For more click here

“Let It Be” shows the dark side of the Beatles. It doesn’t need an upbeat revision

We live in a cultural moment in which a large swathe of mass-market consumers, largely comprised of Baby Boomers and Gen Xers, regularly flock to purchase new releases of reconfigured, remixed music from days gone by. I should know: I’m one of them.

When it comes to the 21st century, the Beatles are leading the way. The twentieth century’s most lucrative act has never really ebbed — which is saying something, given that two of the bandmates are deceased. From Ron Howard’s recent touring documentary through remixes of “Sgt. Pepper’s Lonely Hearts Club Band” (1967) and “The Beatles” (The White Album, 1968) the Fab Four have successfully repackaged yesteryear’s gems to net fresh sales and satisfy what seems to be a nearly unquenchable appetite for “new” content.

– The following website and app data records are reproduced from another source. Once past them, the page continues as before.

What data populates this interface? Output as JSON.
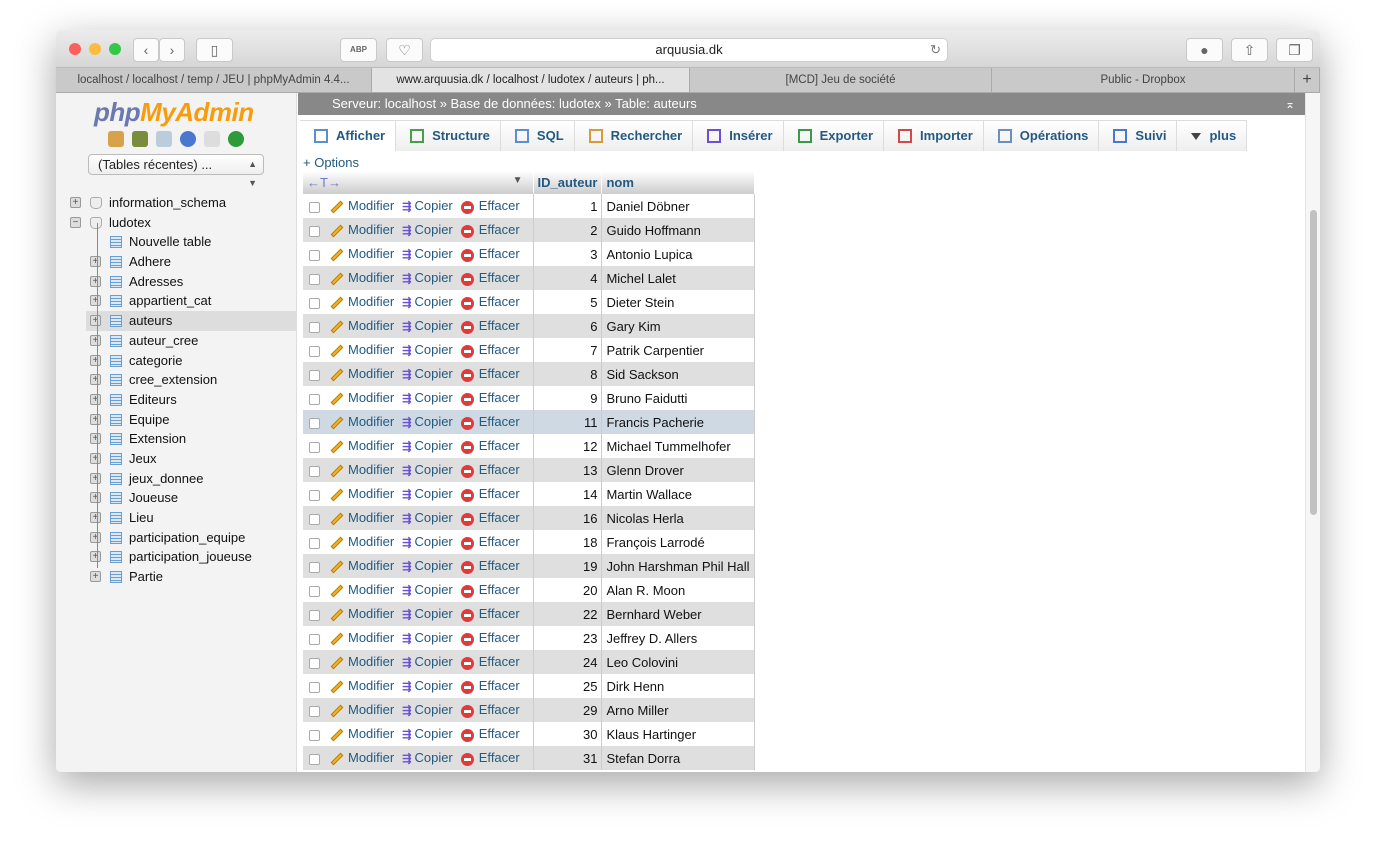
{
  "browser": {
    "url": "arquusia.dk",
    "abp": "ABP",
    "tabs": [
      "localhost / localhost / temp / JEU | phpMyAdmin 4.4...",
      "www.arquusia.dk / localhost / ludotex / auteurs | ph...",
      "[MCD] Jeu de société",
      "Public - Dropbox"
    ],
    "new_tab": "+"
  },
  "sidebar": {
    "logo_php": "php",
    "logo_myadmin": "MyAdmin",
    "recent": "(Tables récentes) ...",
    "databases": [
      {
        "label": "information_schema",
        "expanded": false
      },
      {
        "label": "ludotex",
        "expanded": true
      }
    ],
    "new_table": "Nouvelle table",
    "tables": [
      "Adhere",
      "Adresses",
      "appartient_cat",
      "auteurs",
      "auteur_cree",
      "categorie",
      "cree_extension",
      "Editeurs",
      "Equipe",
      "Extension",
      "Jeux",
      "jeux_donnee",
      "Joueuse",
      "Lieu",
      "participation_equipe",
      "participation_joueuse",
      "Partie"
    ],
    "selected": "auteurs"
  },
  "breadcrumb": {
    "server": "Serveur: localhost",
    "sep": "»",
    "database": "Base de données: ludotex",
    "table": "Table: auteurs"
  },
  "menu": [
    {
      "label": "Afficher",
      "icon": "browse-icon"
    },
    {
      "label": "Structure",
      "icon": "structure-icon"
    },
    {
      "label": "SQL",
      "icon": "sql-icon"
    },
    {
      "label": "Rechercher",
      "icon": "search-icon"
    },
    {
      "label": "Insérer",
      "icon": "insert-icon"
    },
    {
      "label": "Exporter",
      "icon": "export-icon"
    },
    {
      "label": "Importer",
      "icon": "import-icon"
    },
    {
      "label": "Opérations",
      "icon": "wrench-icon"
    },
    {
      "label": "Suivi",
      "icon": "eye-icon"
    },
    {
      "label": "plus",
      "icon": "triangle-down-icon"
    }
  ],
  "options": "+ Options",
  "table": {
    "columns": [
      "ID_auteur",
      "nom"
    ],
    "arrows": "←T→",
    "actions": {
      "edit": "Modifier",
      "copy": "Copier",
      "delete": "Effacer"
    },
    "highlight_row_id": "11",
    "rows": [
      [
        "1",
        "Daniel Döbner"
      ],
      [
        "2",
        "Guido Hoffmann"
      ],
      [
        "3",
        "Antonio Lupica"
      ],
      [
        "4",
        "Michel Lalet"
      ],
      [
        "5",
        "Dieter Stein"
      ],
      [
        "6",
        "Gary Kim"
      ],
      [
        "7",
        "Patrik Carpentier"
      ],
      [
        "8",
        "Sid Sackson"
      ],
      [
        "9",
        "Bruno Faidutti"
      ],
      [
        "11",
        "Francis Pacherie"
      ],
      [
        "12",
        "Michael Tummelhofer"
      ],
      [
        "13",
        "Glenn Drover"
      ],
      [
        "14",
        "Martin Wallace"
      ],
      [
        "16",
        "Nicolas Herla"
      ],
      [
        "18",
        "François Larrodé"
      ],
      [
        "19",
        "John Harshman Phil Hall"
      ],
      [
        "20",
        "Alan R. Moon"
      ],
      [
        "22",
        "Bernhard Weber"
      ],
      [
        "23",
        "Jeffrey D. Allers"
      ],
      [
        "24",
        "Leo Colovini"
      ],
      [
        "25",
        "Dirk Henn"
      ],
      [
        "29",
        "Arno Miller"
      ],
      [
        "30",
        "Klaus Hartinger"
      ],
      [
        "31",
        "Stefan Dorra"
      ]
    ]
  }
}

While the Beatles once carried the banner for 1960s-era counterculture, they have emerged in our new and very different century as the commercial embodiment of remix culture. The express result of rampant and converging digital technologies, remix culture approaches its full potency when what’s old is made new again. And again. And again. And again.

In “Remix: Making Art and Commerce Thrive in the Hybrid Economy” (2008), Lawrence Lessig observes that remix culture’s power reaches its zenith when new artists function in collaboration with their precursors. As for the resulting hybrid artworks, the artifacts’ vitality exists in direct proportion to the quality of the original texts. As Lessig writes, “Their meaning comes not from the content of what they say; it comes from the reference, which is expressible only if it is the original that gets used.”

When it comes to referencing originals, the Beatles simply can’t go wrong. Their pioneering music continues to resonate, unimpeded, into the present day. And when it comes to sales, they’re the toppermost of the poppermost — then and now. The band has proven themselves to be masters of both the physical and digital domains. According to data provided by ChartMasters, the Beatles have sold more than one billion discs worldwide, while easily notching more than one billion plays among the world’s streaming music services.

For more click here